Using the records provided below, locate and copy each line that contains the word "from".

[Website and app data records]
-=-=-
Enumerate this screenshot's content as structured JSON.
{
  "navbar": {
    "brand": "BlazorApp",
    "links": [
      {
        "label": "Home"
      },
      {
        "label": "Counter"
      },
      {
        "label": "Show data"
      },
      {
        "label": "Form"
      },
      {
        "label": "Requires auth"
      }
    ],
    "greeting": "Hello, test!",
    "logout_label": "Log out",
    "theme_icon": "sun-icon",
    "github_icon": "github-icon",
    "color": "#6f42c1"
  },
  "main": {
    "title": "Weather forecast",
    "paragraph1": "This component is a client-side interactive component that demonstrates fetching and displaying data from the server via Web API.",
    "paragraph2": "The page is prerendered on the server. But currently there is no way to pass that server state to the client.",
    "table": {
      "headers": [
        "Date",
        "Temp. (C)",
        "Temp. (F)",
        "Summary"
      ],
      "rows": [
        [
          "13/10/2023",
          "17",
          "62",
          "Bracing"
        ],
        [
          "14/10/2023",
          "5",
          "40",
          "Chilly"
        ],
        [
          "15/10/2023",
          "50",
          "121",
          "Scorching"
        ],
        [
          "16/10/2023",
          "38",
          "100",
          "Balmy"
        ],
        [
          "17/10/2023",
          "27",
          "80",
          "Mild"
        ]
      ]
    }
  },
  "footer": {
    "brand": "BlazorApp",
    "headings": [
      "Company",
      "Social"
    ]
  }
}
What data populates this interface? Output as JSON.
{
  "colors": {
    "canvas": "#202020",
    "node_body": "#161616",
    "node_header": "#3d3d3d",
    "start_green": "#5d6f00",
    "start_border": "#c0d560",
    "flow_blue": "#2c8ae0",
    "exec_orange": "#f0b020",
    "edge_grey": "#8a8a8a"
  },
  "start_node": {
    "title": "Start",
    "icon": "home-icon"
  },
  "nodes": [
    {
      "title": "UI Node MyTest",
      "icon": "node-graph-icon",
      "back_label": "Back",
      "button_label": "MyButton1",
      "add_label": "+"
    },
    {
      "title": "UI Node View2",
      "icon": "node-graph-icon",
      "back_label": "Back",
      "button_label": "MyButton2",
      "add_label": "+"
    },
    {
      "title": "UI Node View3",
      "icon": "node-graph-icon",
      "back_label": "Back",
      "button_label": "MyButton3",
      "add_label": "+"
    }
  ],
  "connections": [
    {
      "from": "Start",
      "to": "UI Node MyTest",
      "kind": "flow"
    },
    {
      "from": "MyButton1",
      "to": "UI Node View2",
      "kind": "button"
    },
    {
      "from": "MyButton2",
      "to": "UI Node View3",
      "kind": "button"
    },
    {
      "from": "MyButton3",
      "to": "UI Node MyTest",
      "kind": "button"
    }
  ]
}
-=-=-
• **Solution to this task**:
    "paragraph1": "This component is a client-side interactive component that demonstrates fetching and displaying data from the server via Web API.",
      "from": "Start",
      "from": "MyButton1",
      "from": "MyButton2",
      "from": "MyButton3",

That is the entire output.